The specter of more frequent, unprecedented natural disasters looms behind climate change. More numerous wildfires and hotter temperatures make stepping outdoors a fraught choice. Tsunami heights are predicted to reach previously unseen levels. Many of the predictive models that forecast our drinking water supply, drive our supply chains and inform other features of the modern world depend on predictable phenomena to plan against.
Recipients of the USC Wrigley Institute for Environmental Studies’ 2022 Faculty Innovation Awards are taking steps to explain the threat and risks posed by climate change in ways that inform and inspire action rather than deepening cultural divisions.
For example, economists Matthew Kahn and Rob Metcalfe are using cutting-edge digital tools to accurately convey potential long-term environmental risks for homebuyers. Gale Sinatra, Wändi Bruine de Bruin and Norbert Schwarz, each an expert on science communication, are investigating how political affiliation may distort understanding of climate terms.
“To make the best use of climate change research, experts need to share that knowledge with the public in ways that are clear and meaningful,” says Jessica Dutton, executive director for research and engagement of the USC Wrigley Institute. “These projects are redefining how climate information moves into public dialogues and informs societal choices.”
Climate risk tool gives homebuyers information they need to make informed choices
Purchasing a home is the most complicated, expensive decision ever faced by many adult Americans. Today’s rapidly changing climate adds a new wrinkle to that calculus: Even after you’ve found your dream home, a natural disaster could wreck your investment.
The ability to accurately measure and quickly disseminate climate data may provide a useful tool for prospective homebuyers, says Kahn, Provost Professor of Economics at the USC Dornsife College of Letters, Arts and Sciences. Kahn and co-investigator Metcalfe, associate professor of economics at USC Dornsife, have partnered with Redfin and the First Street Foundation to incorporate historical and current weather data to assign properties with a risk score for flooding or wildfire.
“When people search for a home, they’ve always looked to see if it is in a good school district, it is in a safe neighborhood, is it a walkable neighborhood?” Kahn says. “More and more homebuyers, in my opinion, are going to do their due diligence in terms of environmental risks: Is the home in a fire zone, is there a risk for flooding?”
In joint research with Daryl Fairweather of Redfin and Sebastian Olascoaga of the Massachusetts Institute of Technology, Kahn and Metcalfe are investigating the effect of this data on purchasing tendencies. The study uses data from a 2020 Redfin-led experiment where it tested the effect of included flood risk data for a randomized sample of more than 17 million users. The researchers found that flood risk data altered the behavior of Redfin users. Users in the test group traded size for security, with many choosing smaller homes or fewer bedrooms to live in a lower risk property.
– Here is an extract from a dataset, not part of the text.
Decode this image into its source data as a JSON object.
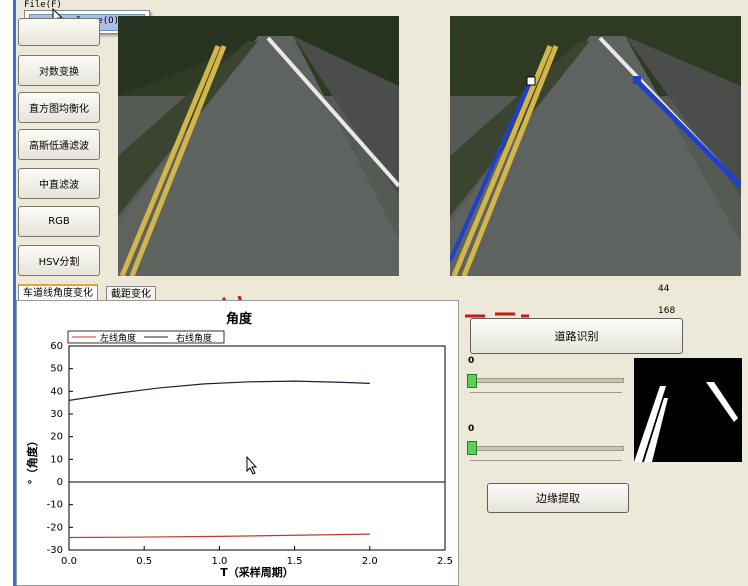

“Increased access to high quality, home-specific information about emerging climate risks,” Kahn says, “means that capitalism increases our ability to adapt to climate change. Buyers are less likely to regret their purchase and sellers can take steps to offset Mother Nature’s punches so that they can still sell their asset for a high price.”
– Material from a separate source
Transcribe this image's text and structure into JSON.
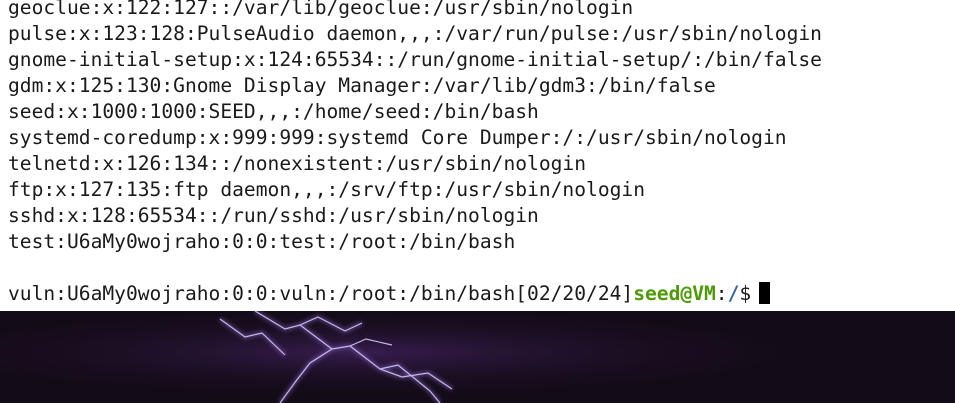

Messaging matters, especially with climate change
How do you address a crisis if you can’t agree on what to call it? The challenge of communicating complex scientific information has motivated the work of Sinatra, the Stephen H. Crocker Chair Professor of Education and Psychology at the USC Rossier School of Education. For 15 years, Sinatra has studied science education with the aim of “understanding the cognitive and motivational processes that lead to successful learning in science.”
A person’s motivations and emotions play a large role in their receptivity to climate-related messaging. For instance, the term “climate crisis” can prompt a different emotional response than “climate justice,” “climate change” or “global warming,” according to Sinatra. “The terminology that communicators and policymakers use really matters to people — different terms evoke different emotions,” she says.
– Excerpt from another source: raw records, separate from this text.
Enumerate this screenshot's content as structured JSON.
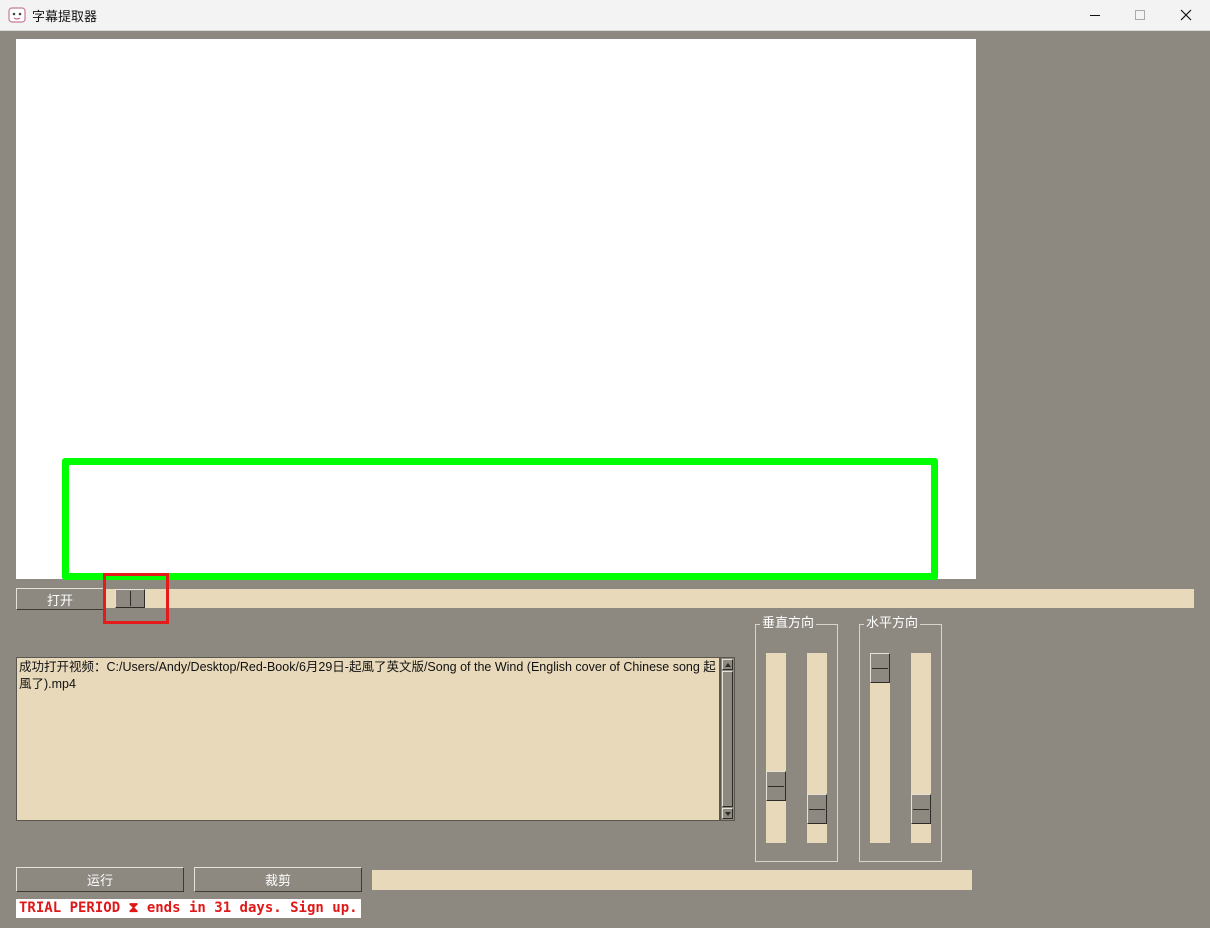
{
  "window": {
    "title": "字幕提取器",
    "controls": [
      "minimize-icon",
      "maximize-icon",
      "close-icon"
    ]
  },
  "toolbar": {
    "open_label": "打开",
    "progress": 0.01
  },
  "log": {
    "text": "成功打开视频：C:/Users/Andy/Desktop/Red-Book/6月29日-起風了英文版/Song of the Wind (English cover of Chinese song 起風了).mp4"
  },
  "vertical": {
    "title": "垂直方向",
    "slider_start": 0.74,
    "slider_end": 0.88
  },
  "horizontal": {
    "title": "水平方向",
    "slider_start": 0.0,
    "slider_end": 0.88
  },
  "actions": {
    "run_label": "运行",
    "crop_label": "裁剪"
  },
  "trial_banner": "TRIAL PERIOD ⧗ ends in 31 days. Sign up.",
  "colors": {
    "background": "#8d8980",
    "field": "#e8d9bb",
    "selection_box": "#00ff00",
    "highlight": "#e51b1b",
    "trial_text": "#e01818"
  }
}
“The goal is to leverage emotions in a positive way — in other words, not to get people upset or angry, but rather to elicit emotions that heighten concern and engagement with the topic. Then we can move to heighten their motivations to pay attention to messages around climate change and to perhaps take actions in their own life to mitigate its effects by adopting more sustainable practices.”
Sinatra says most people don’t understand the science and terms behind climate change, but it isn’t their fault: “The questions we’re facing — why is the climate changing and what is the science behind it? — require familiarity with complex information that is not taught well in K-12 instruction.”
Sinatra’s project will use the Understanding America Study and dataset, which is a large demographically representative sample of 6,000 individuals across the United States.
“We want to figure out which terminologies to use to most productively educate people to take action,” she says. “We can figure out which terms resonate with people from different political affiliations.”